- WHAT IS REQUIRED: Pull out each line of the data that includes the word "Impact".

- INPUT RECORDS:
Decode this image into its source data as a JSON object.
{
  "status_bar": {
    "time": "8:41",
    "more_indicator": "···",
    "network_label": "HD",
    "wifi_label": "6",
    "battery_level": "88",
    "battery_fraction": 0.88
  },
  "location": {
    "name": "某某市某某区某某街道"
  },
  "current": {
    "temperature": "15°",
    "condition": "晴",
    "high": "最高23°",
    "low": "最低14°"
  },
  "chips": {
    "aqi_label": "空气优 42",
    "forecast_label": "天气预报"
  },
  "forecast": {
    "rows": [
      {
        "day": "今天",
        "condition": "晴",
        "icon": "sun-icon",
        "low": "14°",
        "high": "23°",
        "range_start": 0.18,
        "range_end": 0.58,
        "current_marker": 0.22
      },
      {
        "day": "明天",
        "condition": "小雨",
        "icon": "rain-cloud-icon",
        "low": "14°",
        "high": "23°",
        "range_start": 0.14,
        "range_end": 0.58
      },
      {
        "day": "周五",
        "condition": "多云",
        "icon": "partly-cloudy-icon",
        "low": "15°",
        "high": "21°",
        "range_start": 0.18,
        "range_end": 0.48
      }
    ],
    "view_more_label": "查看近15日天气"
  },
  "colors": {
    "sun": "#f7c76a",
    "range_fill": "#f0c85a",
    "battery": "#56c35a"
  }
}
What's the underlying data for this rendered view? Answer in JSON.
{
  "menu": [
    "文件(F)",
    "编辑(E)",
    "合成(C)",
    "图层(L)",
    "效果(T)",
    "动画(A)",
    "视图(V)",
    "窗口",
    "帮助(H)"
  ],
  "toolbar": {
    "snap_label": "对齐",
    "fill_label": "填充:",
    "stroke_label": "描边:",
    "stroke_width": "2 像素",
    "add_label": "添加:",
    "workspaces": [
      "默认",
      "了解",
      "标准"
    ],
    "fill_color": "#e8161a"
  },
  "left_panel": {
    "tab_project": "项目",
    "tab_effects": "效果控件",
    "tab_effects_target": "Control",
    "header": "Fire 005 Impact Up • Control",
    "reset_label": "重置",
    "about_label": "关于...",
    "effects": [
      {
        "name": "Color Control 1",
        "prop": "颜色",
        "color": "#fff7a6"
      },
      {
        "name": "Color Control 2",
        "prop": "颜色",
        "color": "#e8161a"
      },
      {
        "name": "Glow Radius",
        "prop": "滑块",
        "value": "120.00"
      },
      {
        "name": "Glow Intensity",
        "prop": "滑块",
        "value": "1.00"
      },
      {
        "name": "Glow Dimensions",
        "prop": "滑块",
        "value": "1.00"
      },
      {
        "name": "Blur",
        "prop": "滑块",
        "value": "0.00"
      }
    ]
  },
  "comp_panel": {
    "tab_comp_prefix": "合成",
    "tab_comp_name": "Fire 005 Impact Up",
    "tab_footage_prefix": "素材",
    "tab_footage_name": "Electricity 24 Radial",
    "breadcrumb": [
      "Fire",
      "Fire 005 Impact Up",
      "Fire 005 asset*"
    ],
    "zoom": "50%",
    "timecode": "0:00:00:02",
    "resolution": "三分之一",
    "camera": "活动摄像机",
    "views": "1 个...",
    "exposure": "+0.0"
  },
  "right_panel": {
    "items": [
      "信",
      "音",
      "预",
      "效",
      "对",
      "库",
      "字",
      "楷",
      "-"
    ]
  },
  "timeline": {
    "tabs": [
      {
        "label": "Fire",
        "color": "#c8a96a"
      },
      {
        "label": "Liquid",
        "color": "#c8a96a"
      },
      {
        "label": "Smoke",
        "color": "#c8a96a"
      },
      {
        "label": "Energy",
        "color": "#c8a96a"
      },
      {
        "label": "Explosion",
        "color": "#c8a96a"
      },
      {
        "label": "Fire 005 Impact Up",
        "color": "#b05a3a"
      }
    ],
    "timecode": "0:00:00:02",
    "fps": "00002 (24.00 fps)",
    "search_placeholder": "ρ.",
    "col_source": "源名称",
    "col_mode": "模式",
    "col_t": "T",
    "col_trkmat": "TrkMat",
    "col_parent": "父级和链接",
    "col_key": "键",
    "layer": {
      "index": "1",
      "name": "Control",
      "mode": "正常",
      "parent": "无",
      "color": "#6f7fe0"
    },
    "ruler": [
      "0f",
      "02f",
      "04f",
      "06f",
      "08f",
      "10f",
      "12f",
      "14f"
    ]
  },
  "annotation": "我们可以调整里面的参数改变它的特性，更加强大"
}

- ANSWER BELOW:
    "header": "Fire 005 Impact Up • Control",
    "tab_comp_name": "Fire 005 Impact Up",
      "Fire 005 Impact Up",
        "label": "Fire 005 Impact Up",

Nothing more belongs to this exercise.